First Second branches out into picture books with this sweet and funny story about a little girl and her stuffed friends. Anna Banana is supposed to be going to sleep, but she’s reading such a good book that she just can’t put it down. Too bad for her stuffed animals, who’d really like to get some sleep! When Anna Banana finally decides it’s time for bed, her fuzzy friends have different ideas and they turn the tables on her neatly until she learns to have some consideration for others.
The story isn’t as didactic as that simple description makes it sound; it’s cute and funny without hammering home the message. The real draw, what makes the story really work, is the delightful art. It’s arranged in panels, but without borders, leaving plenty of white space to separate each event. Some images cover most of a page, while others are split into multiple small pictures on a page. There is both narration and dialogue, the latter in speech balloons. The narration is in a smaller font than the dialogue, but both are sketched in a dark brown/grey ink and very readable.
Anna and her friends have fuzziness galore: Anna’s wild hair, her animals’ fur, waggly ears, and other appendages. The background is sketched in lightly: a bed and a few pieces of furniture for the scenes with the lights on, a streaky wash of blue for lights out. The best part of the art is the expressions. Anna and her animals have wildly expressive faces, from Anna’s sleep-heavy eyes and her shocked face as her animals revolt, to their determined and grim looks as they put up with her late-night reading and then exact a little revenge of their own. There are plenty of funny details to look for as well, from Whaley spouting in surprise to Pingpong’s wild flight for freedom.
The picture book audience is unlikely to take much of a lesson from this, but they’ll certainly enjoy the silly story, and even parents will have a few chuckles over the clever animals and the little girl who gets her comeuppance. It’s a fun choice to add to the bedtime story repertoire and a great introduction to graphic novels for preschoolers and beginning readers. My only reservation about this book is the paper.
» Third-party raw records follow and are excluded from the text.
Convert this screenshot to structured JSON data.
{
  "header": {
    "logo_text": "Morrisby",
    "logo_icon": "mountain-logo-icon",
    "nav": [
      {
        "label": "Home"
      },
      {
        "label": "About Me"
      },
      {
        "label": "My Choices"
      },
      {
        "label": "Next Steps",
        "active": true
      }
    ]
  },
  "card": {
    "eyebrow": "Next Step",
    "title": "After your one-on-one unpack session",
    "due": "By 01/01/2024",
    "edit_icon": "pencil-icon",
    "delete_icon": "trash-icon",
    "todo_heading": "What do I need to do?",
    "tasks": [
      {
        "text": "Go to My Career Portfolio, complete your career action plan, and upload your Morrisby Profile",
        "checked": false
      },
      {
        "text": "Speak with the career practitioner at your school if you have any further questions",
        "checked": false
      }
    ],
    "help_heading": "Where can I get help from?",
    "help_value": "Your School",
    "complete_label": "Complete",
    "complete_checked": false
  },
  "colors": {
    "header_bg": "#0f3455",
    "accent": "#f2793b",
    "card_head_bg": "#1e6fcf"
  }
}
When I first read it, I thought I was imagining things, but then I compared it to a bunch of other picture books I had sitting around, and it’s not my imagination; they used a really odd paper. It’s thinner and slick, more like what you might find in a magazine or colored comic than in a normal picture book. While I’m not going to rip the book just to test it, the kids in my library will definitely do that for me. Hopefully they’ll use a more standard paper in future editions and in later adventures of Anna Banana.